Apple has marketed TouchID both as a convenience and as a security feature. “Your fingerprint is one of the best passwords in the world,” says an Apple promotional video.
A European hacker group has announced a simple, replicable method for spoofing Apple’s TouchID fingerprint authentication system.
The Apple TouchID it the technology developed by Apple to replace passcode on its mobile and help protect users' devices, it is based on a sensor placed under the home button and it is designed to substitute the four-digit passcode to unlock the handset and authorize iTunes Store purchases.

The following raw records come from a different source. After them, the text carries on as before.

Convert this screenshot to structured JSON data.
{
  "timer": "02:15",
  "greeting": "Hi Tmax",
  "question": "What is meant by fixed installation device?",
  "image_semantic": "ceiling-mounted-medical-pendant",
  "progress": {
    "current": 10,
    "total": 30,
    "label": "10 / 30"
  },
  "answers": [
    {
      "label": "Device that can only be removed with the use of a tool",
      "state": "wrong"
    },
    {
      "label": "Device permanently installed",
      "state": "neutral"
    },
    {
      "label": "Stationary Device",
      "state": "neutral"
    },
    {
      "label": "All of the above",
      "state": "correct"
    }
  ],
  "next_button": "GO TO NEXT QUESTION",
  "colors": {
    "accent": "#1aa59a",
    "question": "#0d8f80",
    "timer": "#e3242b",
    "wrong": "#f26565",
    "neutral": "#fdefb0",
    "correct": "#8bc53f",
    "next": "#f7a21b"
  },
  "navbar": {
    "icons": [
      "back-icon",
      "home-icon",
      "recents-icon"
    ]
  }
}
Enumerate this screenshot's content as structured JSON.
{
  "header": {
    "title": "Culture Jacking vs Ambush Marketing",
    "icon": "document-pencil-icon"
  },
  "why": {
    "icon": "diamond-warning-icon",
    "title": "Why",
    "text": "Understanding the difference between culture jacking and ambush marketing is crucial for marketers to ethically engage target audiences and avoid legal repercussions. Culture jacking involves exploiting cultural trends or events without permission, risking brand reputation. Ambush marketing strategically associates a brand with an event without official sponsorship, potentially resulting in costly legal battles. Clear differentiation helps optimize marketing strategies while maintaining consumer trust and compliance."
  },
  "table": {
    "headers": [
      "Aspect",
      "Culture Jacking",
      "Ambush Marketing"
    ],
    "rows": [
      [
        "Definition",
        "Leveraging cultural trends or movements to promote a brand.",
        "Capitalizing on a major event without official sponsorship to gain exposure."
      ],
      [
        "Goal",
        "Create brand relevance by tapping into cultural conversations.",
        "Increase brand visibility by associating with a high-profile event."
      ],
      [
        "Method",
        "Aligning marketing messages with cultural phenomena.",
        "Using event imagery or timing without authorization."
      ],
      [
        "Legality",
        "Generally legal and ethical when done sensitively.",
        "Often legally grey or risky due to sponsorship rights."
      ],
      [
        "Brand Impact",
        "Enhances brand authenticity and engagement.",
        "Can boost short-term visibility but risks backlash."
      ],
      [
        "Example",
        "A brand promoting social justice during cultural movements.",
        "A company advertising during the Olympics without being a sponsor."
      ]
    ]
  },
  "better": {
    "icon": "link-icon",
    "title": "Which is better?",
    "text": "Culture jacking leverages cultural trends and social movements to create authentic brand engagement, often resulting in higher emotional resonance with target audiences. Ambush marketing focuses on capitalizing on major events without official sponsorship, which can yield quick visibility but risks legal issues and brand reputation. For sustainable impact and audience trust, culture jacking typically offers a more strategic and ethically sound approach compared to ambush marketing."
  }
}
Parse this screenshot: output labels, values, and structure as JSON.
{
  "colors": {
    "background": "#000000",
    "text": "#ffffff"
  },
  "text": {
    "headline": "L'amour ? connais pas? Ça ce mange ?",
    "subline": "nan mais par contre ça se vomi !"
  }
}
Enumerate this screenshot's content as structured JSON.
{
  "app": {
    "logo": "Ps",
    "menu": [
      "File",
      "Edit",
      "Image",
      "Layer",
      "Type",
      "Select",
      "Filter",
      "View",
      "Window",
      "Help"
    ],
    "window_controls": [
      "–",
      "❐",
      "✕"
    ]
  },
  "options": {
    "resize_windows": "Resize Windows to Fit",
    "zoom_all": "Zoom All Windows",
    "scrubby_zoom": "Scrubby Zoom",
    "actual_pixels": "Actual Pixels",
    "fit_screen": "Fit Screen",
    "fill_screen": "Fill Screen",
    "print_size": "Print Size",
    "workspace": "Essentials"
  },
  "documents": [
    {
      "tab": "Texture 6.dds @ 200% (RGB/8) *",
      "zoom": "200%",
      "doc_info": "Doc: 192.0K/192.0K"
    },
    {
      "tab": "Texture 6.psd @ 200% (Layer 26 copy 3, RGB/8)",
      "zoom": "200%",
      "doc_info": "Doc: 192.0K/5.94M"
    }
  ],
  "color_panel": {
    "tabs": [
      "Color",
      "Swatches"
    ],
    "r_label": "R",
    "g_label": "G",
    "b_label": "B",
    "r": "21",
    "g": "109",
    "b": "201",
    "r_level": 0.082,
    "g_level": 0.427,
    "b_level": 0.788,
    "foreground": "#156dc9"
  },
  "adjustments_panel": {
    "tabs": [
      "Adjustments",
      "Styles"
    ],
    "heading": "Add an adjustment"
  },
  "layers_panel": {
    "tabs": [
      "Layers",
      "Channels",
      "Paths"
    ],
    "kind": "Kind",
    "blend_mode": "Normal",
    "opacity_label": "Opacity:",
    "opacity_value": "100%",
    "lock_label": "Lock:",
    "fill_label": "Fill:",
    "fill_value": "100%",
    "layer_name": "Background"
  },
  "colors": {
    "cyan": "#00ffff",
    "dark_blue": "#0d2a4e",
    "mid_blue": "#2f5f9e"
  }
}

But is it really so? Hackers members of the Chaos Computer Club claim to have defeated Apple TouchID fingerprint sensor for the iPhone 5S, just after the start of its sale to the public. "Fingerprints should not be used to secure anything. You leave them everywhere, and it is far too easy to make fake fingers out of lifted prints," a hacker named Starbug was quoted as saying on the CCC's site.
They have successfully bypassed the biometric security on the Apple's Touch ID fingerprint sensor by using materials that can be found in almost every household, it seems that they made it by photographing an iPhone user's fingerprint from a glass surface and using that captured image to verify the user's login credentials.
It warned users to consider whether they want to use a security system that you cannot change unless you change your hands. "In reality, Apple's sensor has just a higher resolution compared to the sensors so far. So we only needed to ramp up the resolution of our fake", post said.
Although CCC did not demonstrate this, several videos have surfaced demonstrated the ease at which the biometric security found on Apple's iPhone 5S can be bypassed.
_First, the fingerprint of the enrolled user is photographed with 2400 dpi resolution. The resulting image is then cleaned up, inverted and laser printed with 1200 dpi onto transparent sheet with a thick toner setting. Finally, pink latex milk or white woodglue is smeared into the pattern created by the toner onto the transparent sheet. After it cures, the thin latex sheet is lifted from the sheet, breathed on to make it a tiny bit moist and then placed onto the sensor to unlock the phone. This process has been used with minor refinements and variations against the vast majority of fingerprint sensors on the market. _
"We hope that this finally puts to rest the illusions people have about fingerprint biometrics," "It is plain stupid to use something that you can´t change and that you leave everywhere every day as a security token." added CCC spokesperson Frank Rieger.
The hack is embarrassing, in recent days a series of bugs and security issues were found on the last version of the popular Apple OS, iOS 7, in particular the lockscreen features is affected by serious flaws.
"The public should no longer be fooled by the biometrics industry with false security claims. Biometrics is fundamentally a technology designed for oppression and control, not for securing everyday device access." hacker said.
These are the exact same steps that the CCC published in 2004 on its web site and the same process that can be used, with minor tweaks, to trick the vast majority of fingerprint sensors on the market.
At this point the only question to be clarified is if the hackers will claim to the bounty of more than $16,000 in cash offered to the first person to hack the Apple TouchID fingerprint sensor.
IsTouchIDhackedyet.com is the brainchild of Nick DePetrillo, an independent security researcher whose last major public research was 2010's Carmen San Diego Project, it announced on its Web site that it was waiting for the group to upload video of the hack as proof of the hack.
Rewards include also a patent application from CipherLaw for the hack process, some Scotch, and a book of erotica.
Lesson learned ... nothing is secure!